I can't imagine my dad when he's older but I sure can picture my mum, say, 20 years down the line. She'll be sitting in our garden, reading Bliss Divine or some such text and smiling. My mum is always smiling. I have always been a big fan of my mum, right from a very early age. She will no doubt harp on about the various things I've said to/about her over the years in the comments box - I eagerly await them! I love when my mum gets angry. Her temper usually lasts for four to five minutes. It's triggered by something as trivial as my sister (I'm tempted to end this sentence here) wanting a different snack to what everyone else is being made. Soon after, it can be quelled by something like 'shikran' (a simple combination of chopped banana, sugar and milk). Then, she will float away to her office and leave us all smiling. My mum is the kind to walk into my sister's room when we're watching an Arsenal match and ask who's playing, and before we can answer, asking me to go across the street and get some bread. My mother is terrible with technology but I wouldn't have it any other way. I get cheap thrills by lapping up compliments from her/my sister/women in general (oooooh no he didn't!) when I've fixed the most minute technical difficulty. My mum has changed a lot ever since she found yoga but she hasn't really changed in her attitude towards raising me and my sister and I'm grateful. I can't wait to talk about philosophy with her this summer. I have never really sat and discussed deep matters with my parents - not enough, anyway. This will change.

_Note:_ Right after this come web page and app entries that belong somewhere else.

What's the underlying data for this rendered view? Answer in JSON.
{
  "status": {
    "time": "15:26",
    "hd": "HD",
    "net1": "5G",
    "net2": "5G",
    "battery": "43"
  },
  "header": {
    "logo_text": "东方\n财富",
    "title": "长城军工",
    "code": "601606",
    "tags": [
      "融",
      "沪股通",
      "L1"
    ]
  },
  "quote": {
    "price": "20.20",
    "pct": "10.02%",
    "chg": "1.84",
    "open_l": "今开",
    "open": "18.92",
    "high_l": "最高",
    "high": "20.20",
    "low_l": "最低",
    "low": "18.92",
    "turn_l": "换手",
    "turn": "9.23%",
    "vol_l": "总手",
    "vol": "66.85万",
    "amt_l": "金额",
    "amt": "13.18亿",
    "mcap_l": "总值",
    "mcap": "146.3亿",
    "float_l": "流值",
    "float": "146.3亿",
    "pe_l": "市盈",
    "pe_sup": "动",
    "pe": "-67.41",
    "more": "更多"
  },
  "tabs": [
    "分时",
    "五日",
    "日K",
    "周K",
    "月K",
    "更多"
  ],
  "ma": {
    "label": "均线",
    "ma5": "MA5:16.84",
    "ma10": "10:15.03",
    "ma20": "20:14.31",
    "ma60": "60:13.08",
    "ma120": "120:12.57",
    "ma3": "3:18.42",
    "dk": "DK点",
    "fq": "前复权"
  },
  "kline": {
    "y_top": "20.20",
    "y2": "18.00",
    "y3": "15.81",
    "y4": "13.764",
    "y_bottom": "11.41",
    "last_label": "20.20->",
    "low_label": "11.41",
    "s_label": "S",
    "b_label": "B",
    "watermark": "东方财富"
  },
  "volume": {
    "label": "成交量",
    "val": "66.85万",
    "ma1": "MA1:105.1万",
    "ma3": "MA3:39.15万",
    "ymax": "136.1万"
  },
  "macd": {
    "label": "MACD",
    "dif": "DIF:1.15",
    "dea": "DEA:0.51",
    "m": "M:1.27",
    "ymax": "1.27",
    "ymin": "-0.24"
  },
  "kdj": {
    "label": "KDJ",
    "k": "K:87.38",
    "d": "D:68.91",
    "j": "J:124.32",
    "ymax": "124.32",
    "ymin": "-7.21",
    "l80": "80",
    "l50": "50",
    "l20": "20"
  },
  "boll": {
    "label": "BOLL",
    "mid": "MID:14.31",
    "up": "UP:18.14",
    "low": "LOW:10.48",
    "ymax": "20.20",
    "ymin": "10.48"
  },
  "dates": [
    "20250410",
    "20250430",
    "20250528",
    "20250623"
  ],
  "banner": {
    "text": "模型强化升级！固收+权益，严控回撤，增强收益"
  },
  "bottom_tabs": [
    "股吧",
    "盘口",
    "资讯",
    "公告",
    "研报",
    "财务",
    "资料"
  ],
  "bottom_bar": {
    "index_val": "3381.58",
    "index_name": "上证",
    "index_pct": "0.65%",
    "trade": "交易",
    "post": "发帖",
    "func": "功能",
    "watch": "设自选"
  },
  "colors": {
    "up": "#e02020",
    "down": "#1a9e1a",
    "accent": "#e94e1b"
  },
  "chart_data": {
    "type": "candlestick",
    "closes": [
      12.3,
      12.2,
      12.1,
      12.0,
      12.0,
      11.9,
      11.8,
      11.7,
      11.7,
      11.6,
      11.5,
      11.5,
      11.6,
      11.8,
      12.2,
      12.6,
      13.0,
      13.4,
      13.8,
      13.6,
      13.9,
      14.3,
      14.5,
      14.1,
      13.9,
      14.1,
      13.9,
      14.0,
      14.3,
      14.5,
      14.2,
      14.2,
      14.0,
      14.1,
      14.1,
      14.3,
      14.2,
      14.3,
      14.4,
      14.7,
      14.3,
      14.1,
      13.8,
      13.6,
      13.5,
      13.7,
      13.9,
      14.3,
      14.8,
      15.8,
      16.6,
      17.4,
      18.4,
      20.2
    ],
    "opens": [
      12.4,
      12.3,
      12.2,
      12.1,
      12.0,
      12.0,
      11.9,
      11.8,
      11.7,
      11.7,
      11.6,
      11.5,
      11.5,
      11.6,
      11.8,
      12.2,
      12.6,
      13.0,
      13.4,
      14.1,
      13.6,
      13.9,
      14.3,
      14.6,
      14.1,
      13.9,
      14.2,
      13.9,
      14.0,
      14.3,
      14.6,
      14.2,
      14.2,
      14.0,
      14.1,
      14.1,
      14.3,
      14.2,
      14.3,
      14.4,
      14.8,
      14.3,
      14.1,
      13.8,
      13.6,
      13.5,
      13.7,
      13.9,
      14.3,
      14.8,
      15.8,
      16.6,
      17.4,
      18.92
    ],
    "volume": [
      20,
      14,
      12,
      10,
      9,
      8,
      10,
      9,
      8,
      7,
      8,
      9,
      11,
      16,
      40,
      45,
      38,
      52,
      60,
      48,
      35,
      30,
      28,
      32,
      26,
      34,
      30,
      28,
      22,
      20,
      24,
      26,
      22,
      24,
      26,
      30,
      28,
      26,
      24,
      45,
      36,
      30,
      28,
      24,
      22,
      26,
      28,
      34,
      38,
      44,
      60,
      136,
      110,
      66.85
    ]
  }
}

I think now that I've grown up (or so I hope), I can look at my parents as individuals rather than my father and mother. I can understand better why they do things, why they make mistakes and what drives them. This has been fascinating because it was like meeting two new people. And they were amongst the most interesting people I've had the pleasure of knowing. My parents used to be these two godly figures whom I had no choice but to obey and I could only look at them as my parents, not as Vijay Bhat and Nilima Bhat. I see all the bad in the world and I think it is balanced by what I feel when I think of my family. They are the good in my world. Not the only good, but probably the biggest contributor. I don't think I'd change a thing about the way they've raised me.
I'm glad we ate as a family. I'm glad you got angry at me when I lied. I'm glad you didn't force me to do things I didn't fully believe in. I'm glad you recognised what inexpressible joy football brings me. I'm glad you made us write those holiday reports. I wouldn't change a thing.
Thank you. For everything.
PS. I still think you over-reacted when I broke that window ;-)